“Abstinence only” doesn’t work. No, really!
I’ve been hearing all over the place that the Centers for Disease Control are reporting that teen pregnancy rates have dropped like crazy, to their lowest levels since 1946:
“There has been a phenomenal drop in the last two years,” said report lead author Brady Hamilton, a statistician with the U.S. Centers for Disease Control and Prevention’s Division of Vital Statistics. “It went down 9 percent between 2009 and 2010 and that’s big.”
Folks are clear that this doesn’t mean that kids aren’t having sex. Dr. Lawrence Friedman, the director of adolescent medicine at the University of Miami Miller School of Medicine, reports that the CDC sees a drop in teen sexual intercourse, but:
“That doesn’t mean there is less sexual activity. There’s plenty of sexual activity — oral sex and mutual masturbation and other things that don’t produce pregnancies.”
There’s also increased use of contraception, Friedman said. “In addition, there is more awareness of the negative effects of pregnancy and sexually transmitted diseases,” he said.
But here’s the totally shocking part: The states with the highest teen pregnancy rates? Are those with abstinence-only policies. Mississippi tops the lot of them.
I wrote about teen pregnancy back in the day for the Chicago Tribune, and I’m repeating myself a little here, but the truth hasn’t changed a lot in the meantime:
The imperative to reproduce has been getting young Americans in trouble since before there was an America: At the time of the Revolution, some 30% of colonial brides were pregnant on their wedding day, and historians posit that more than a third of births were outside of marriage.
I try very hard not to demonize or belittle teen moms — we need to value all babies, and prepare all those who plan to give birth to be the best mothers they can possibly be. What might have happened in error can result in great joy, and let’s not forget: One teen mom, who married her boyfriend after she fell pregnant, went on to raise our current President. So, you know. We should step lightly.
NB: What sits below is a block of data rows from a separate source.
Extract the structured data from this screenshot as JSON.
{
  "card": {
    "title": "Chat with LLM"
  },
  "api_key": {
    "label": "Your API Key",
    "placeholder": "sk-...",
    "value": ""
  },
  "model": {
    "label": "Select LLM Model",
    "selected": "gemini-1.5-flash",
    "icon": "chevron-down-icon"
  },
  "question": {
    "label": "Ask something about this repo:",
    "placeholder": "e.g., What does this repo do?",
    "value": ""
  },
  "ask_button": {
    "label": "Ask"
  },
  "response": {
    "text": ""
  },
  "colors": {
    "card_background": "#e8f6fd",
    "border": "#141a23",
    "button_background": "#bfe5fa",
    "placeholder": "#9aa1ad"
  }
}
But all the respect in the world can’t change the fact that giving birth at a really young age is just plain hard: 73% of teenage moms come from poor or low-income families, according to Planned Parenthood; the National Campaign to Prevent Teen and Unplanned Pregnancy reports that some 80% of teen fathers don’t marry their children’s mothers. Two-thirds of families started by single moms are poor.
We need to give all young people all the tools they need to avoid pregnancy — not just the tools we may personally agree with — and when another girl gets pregnant anyway, we need to figure out how to provide her with all the support (familial, social, and yes, governmental) she needs to take care of herself and her child.
Oh! And what say we involve the fathers, too?
Kids have sex. It has always been thus. But it turns out that if you arm them with information, they are far less likely to actually get pregnant. And it’s not a whole lot better to withhold information from them if the do get pregnant, either.
Knowledge, as they say, is power. Just ask the girls in Mississippi.